** Task brief **
Scan the entries below. Return every line that includes "icon".

---------------

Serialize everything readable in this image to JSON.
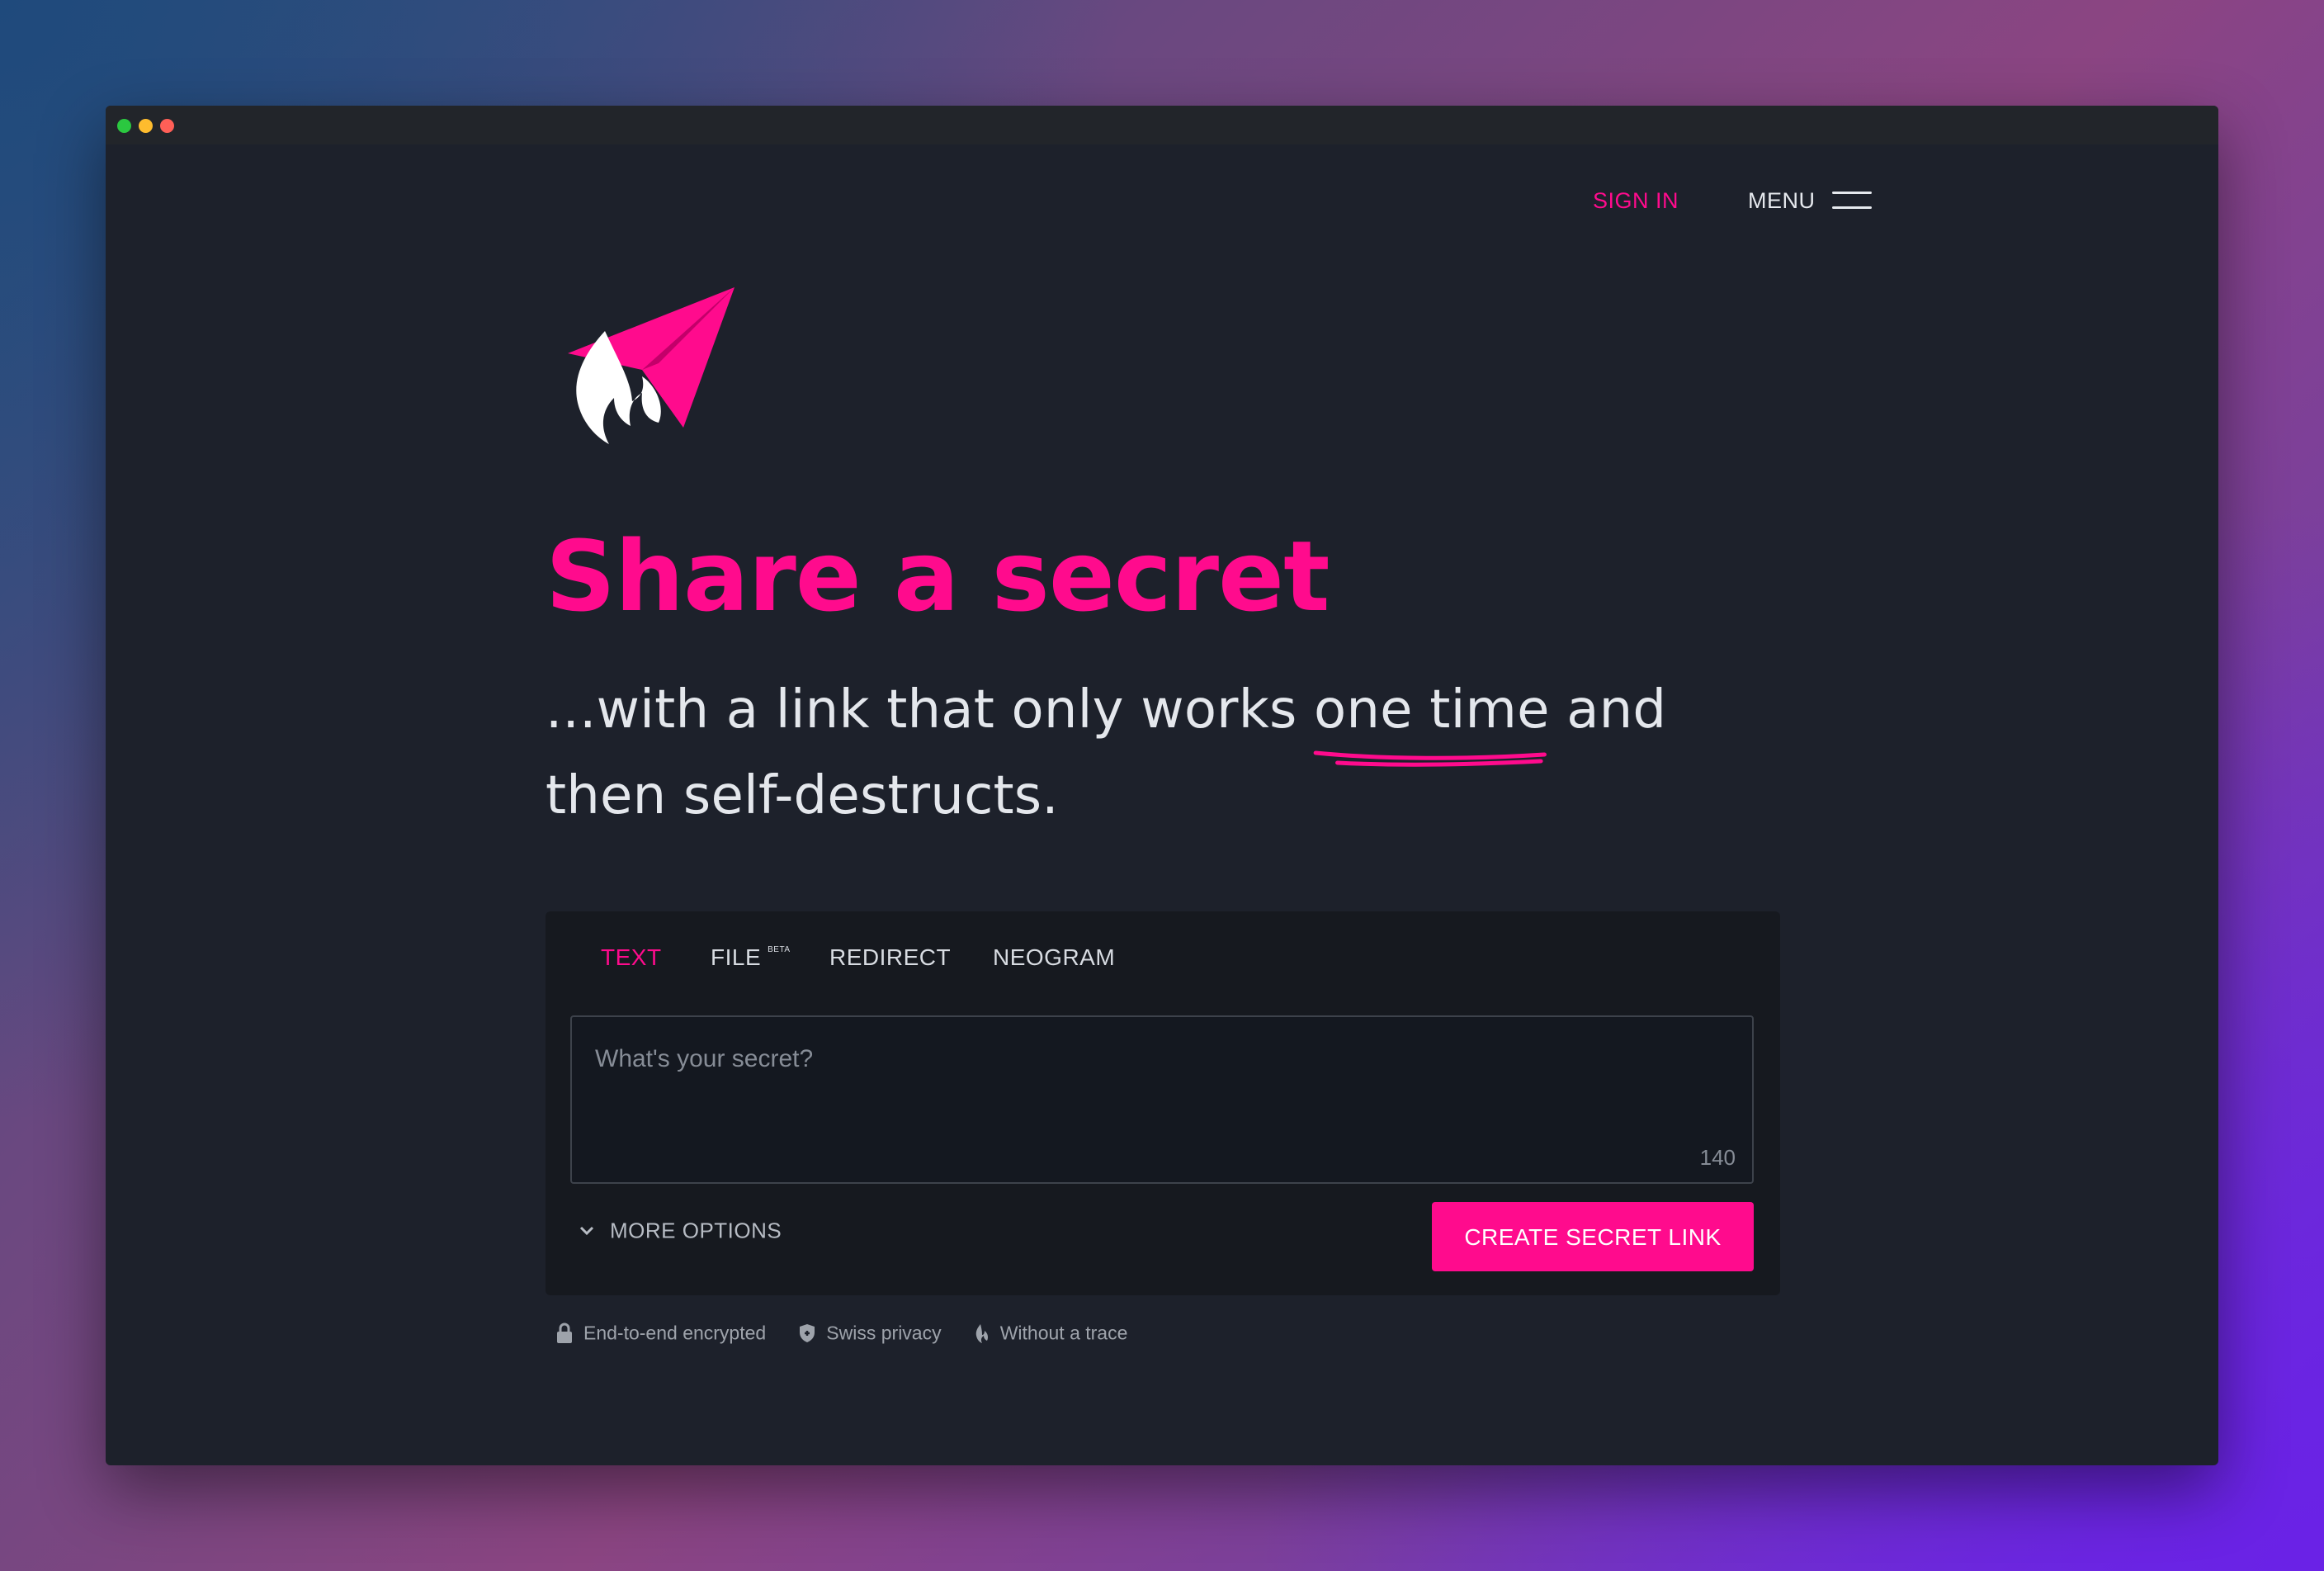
{
  "nav": {
    "sign_in": "SIGN IN",
    "menu": "MENU"
  },
  "hero": {
    "title": "Share a secret",
    "subtitle_before": "...with a link that only works ",
    "subtitle_highlight": "one time",
    "subtitle_after": " and then self-destructs."
  },
  "tabs": [
    {
      "label": "TEXT",
      "active": true
    },
    {
      "label": "FILE",
      "badge": "BETA"
    },
    {
      "label": "REDIRECT"
    },
    {
      "label": "NEOGRAM"
    }
  ],
  "secret_input": {
    "placeholder": "What's your secret?",
    "value": "",
    "remaining_chars": "140"
  },
  "more_options": "MORE OPTIONS",
  "create_button": "CREATE SECRET LINK",
  "features": [
    {
      "icon": "lock-icon",
      "label": "End-to-end encrypted"
    },
    {
      "icon": "shield-icon",
      "label": "Swiss privacy"
    },
    {
      "icon": "flame-icon",
      "label": "Without a trace"
    }
  ],
  "colors": {
    "accent": "#ff0b8d",
    "background": "#1d212b",
    "card": "#16191f"
  }
}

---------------

** Exercise result **
      "icon": "lock-icon",
      "icon": "shield-icon",
      "icon": "flame-icon",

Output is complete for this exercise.